Tampa Bypass Canal | WaterMatters.org
The Tampa Bypass Canal (TBC) is a 14-mile waterway that connects the Lower Hillsborough Wilderness Preserve with McKay Bay. The canal provides flood protection for the cities of Temple Terrace and Tampa by diverting floodwaters from the Hillsborough River. The canal is also a water supply source for the city of Tampa.
Starkey Wilderness Preserve | WaterMatters.org
Starkey Wilderness Preserve. The prominent natural communities within the preserve are pine flatwoods, cypress domes, freshwater marshes, stream and lake swamps, sandhill and scrub. The 2,300 acres of wetland communities in Serenova combine with the wetlands in the Jay B. Starkey Wilderness Park to form a connected 6,000-acre wetland ecosystem spread throughout approximately 18,000 acres of conservation lands.
Sawgrass Lake Park | WaterMatters.org
Sawgrass Lake Park was designed for people interested in observing and learning about nature. The Sawgrass Lake project began in 1972 to provide flood protection to the city of Pinellas Park. A water-control structure was built to facilitate drainage canal improvements and to maintain desirable water level fluctuations in Sawgrass Lake and the surrounding swamp. The main emphasis at the park is environmental awareness and education.
RV Griffin Reserve | WaterMatters.org
RV Griffin Reserve. Public water supply facilities, agriculture, wildlife habitat conservation and passive recreation characterize the diversity of the working landscape at the RV Griffin Reserve. The reserve offers vistas of pine flatwoods, freshwater marshes, wet prairies and glimpses of forested wetlands and oak hammocks. Much of the flatwoods have a sparse overstory of pines and resembles Florida dry prairie, one of North America’s most imperiled ecosystems.
Panasoffkee Outlet | WaterMatters.org
Panasoffkee Outlet. Still primarily natural, the property is a mixture of pine flatwoods, freshwater marshes and oak scrub forest. The western portions contain some of the oldest and largest trees in the area. The boundary of this property extends over three miles along the eastern floodplain of the Withlacoochee River.
Myakka State Forest. The Myakka River dividing the forest into two tracts, with the larger portion on the west side of the river. Big Slough enters the forest at the northeast and drains into the Myakka River. The western section of the property contains much of the headwaters of Rock Creek, a tributary to Lemon Bay, which is also part of the Charlotte Harbor estuarine system.
Myakka Prairie Tract | WaterMatters.org
Myakka River State Park -- Myakka Prairie Tract. The property has large expanses of excellent dry prairie that are considered a globally imperiled habitat. The remainder of the property contains depressional marshes interspersed with pine flatwoods and hammocks. Deer Prairie Slough runs through the eastern portion of the property.
Myakka River — Deer Prairie Creek | WaterMatters.org

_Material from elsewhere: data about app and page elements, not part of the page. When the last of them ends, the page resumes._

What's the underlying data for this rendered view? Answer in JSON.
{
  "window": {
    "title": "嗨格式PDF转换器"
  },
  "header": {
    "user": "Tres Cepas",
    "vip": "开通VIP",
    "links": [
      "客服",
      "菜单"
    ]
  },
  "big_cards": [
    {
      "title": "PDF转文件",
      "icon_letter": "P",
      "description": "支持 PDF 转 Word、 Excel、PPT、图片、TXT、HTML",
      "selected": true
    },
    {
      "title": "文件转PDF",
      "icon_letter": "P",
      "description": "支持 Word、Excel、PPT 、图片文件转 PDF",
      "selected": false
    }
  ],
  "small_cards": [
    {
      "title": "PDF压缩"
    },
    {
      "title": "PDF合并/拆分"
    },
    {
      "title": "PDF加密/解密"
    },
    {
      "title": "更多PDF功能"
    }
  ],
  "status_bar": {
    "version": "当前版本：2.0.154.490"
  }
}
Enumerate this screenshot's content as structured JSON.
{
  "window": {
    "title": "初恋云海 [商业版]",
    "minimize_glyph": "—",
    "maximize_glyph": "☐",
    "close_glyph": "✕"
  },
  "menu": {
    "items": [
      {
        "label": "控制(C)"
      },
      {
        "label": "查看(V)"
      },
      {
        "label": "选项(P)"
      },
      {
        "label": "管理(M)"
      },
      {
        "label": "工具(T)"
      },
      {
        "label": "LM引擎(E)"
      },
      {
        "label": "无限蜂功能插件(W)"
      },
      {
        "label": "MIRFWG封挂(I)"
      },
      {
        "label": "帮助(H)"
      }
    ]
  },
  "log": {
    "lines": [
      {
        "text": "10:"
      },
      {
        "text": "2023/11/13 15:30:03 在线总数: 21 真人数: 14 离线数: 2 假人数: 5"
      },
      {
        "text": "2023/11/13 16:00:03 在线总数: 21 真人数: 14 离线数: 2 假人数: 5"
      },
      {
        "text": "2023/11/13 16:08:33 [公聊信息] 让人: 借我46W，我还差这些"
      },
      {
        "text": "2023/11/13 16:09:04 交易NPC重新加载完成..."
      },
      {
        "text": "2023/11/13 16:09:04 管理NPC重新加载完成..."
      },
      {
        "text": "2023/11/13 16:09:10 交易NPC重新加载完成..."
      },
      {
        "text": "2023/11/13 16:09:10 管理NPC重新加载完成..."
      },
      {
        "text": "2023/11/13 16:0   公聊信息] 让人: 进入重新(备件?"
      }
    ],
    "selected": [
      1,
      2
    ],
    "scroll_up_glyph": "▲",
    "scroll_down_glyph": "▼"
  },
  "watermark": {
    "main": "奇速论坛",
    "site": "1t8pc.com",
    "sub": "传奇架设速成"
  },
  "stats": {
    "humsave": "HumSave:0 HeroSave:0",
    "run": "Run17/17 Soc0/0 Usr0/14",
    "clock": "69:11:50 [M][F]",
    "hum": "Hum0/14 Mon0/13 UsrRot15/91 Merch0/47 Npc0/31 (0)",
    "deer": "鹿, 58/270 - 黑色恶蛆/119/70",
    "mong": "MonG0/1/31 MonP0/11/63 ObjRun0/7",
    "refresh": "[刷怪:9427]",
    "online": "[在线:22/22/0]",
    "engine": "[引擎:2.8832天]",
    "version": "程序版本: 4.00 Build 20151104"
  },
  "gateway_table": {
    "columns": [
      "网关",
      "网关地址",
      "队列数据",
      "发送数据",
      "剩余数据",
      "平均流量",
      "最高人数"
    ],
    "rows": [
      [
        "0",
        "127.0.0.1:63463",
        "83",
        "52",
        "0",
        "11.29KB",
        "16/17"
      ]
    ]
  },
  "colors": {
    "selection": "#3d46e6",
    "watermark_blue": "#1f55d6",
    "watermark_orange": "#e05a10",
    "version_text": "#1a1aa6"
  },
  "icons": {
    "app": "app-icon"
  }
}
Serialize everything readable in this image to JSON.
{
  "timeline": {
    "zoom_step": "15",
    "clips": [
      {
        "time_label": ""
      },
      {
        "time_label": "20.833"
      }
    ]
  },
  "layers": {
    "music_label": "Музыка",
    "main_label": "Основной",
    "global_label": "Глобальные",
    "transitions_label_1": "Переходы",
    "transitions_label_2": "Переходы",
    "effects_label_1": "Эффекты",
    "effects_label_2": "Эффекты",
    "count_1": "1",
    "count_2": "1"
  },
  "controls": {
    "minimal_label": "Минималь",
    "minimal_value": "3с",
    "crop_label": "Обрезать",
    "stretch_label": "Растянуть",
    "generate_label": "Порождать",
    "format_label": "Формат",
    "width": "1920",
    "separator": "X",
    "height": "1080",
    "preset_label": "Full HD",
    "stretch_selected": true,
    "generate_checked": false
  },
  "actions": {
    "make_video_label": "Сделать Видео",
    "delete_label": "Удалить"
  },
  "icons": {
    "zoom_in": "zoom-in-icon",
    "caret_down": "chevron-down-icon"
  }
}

Myakka River Deer Prairie Creek. The dominant natural communities are pine flatwoods, mixed hardwood and pine, and wetland hardwoods. A portion of the tract was utilized for cattle grazing and is being restored to a more natural condition through the reintroduction of fire on a periodic basis. Reintroduction of fire will stimulate the growth of the flatwoods species that require fire as part of their life cycle.